*Task description*.
Within the entries below, every line containing "name" is to be copied.
(Data in this exercise Opens)
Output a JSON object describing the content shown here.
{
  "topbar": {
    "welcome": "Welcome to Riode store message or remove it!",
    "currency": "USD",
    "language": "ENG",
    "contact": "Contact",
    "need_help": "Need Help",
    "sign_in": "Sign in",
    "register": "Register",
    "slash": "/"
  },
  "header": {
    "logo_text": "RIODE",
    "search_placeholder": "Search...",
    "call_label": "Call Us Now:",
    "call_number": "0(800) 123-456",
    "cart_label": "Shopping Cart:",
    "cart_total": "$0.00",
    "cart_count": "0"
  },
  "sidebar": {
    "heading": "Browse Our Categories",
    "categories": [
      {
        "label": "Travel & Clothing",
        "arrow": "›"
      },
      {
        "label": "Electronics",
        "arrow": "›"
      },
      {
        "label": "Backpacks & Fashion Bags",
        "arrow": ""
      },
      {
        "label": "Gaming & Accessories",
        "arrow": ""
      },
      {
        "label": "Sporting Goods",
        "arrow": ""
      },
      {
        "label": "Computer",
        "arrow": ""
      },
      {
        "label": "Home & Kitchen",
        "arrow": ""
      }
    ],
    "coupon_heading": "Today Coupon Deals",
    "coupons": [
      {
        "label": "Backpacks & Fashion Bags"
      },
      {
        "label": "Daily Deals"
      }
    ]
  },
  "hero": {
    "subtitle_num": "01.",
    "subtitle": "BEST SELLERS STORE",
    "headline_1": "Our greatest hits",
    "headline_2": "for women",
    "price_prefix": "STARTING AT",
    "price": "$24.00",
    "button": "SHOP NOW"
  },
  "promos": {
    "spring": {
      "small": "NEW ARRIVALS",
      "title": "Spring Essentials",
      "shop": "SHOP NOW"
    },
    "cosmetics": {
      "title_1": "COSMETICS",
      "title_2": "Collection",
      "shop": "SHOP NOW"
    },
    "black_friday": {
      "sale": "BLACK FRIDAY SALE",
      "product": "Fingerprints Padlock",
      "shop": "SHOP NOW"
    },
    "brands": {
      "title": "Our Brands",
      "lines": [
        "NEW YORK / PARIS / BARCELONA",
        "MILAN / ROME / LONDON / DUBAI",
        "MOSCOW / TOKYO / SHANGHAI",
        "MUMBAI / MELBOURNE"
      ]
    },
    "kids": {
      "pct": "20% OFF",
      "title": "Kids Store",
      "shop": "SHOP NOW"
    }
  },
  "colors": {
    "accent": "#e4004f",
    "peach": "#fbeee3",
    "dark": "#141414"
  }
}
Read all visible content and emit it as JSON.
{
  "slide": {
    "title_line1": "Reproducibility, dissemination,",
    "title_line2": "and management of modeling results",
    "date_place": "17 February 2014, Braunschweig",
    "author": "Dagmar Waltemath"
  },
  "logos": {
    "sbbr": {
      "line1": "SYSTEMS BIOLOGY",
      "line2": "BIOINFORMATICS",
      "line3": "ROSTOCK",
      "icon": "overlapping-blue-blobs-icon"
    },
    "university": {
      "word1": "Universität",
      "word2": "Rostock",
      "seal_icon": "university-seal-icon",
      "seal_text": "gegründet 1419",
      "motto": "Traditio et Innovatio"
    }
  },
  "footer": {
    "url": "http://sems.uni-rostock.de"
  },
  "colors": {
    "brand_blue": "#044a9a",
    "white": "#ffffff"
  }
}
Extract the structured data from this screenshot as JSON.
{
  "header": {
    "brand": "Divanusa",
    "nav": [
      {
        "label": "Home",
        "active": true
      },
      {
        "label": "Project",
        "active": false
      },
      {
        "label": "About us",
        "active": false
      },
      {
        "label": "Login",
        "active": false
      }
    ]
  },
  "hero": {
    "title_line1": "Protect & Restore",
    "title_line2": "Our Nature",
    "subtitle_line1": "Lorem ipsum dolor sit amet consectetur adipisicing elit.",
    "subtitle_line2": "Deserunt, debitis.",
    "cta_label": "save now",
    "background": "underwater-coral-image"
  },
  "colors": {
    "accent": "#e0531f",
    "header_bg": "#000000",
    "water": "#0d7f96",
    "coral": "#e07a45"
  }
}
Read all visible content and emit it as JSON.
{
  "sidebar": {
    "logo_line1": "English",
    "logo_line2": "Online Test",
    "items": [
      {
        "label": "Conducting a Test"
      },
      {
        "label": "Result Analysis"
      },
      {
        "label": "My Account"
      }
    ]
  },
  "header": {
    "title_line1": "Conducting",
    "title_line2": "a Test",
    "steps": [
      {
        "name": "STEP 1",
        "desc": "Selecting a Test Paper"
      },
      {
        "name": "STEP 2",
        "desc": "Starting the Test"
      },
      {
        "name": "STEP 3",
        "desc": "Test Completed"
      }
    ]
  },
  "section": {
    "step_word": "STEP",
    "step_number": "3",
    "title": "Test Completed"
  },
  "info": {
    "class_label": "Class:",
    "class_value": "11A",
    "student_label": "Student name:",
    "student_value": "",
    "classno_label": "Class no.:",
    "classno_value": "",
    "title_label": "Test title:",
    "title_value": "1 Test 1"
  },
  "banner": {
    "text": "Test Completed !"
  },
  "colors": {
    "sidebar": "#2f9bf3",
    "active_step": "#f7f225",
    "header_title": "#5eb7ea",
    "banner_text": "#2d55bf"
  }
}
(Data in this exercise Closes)
*Result of this task*.
        "name": "STEP 1",
        "name": "STEP 2",
        "name": "STEP 3",
    "student_label": "Student name:",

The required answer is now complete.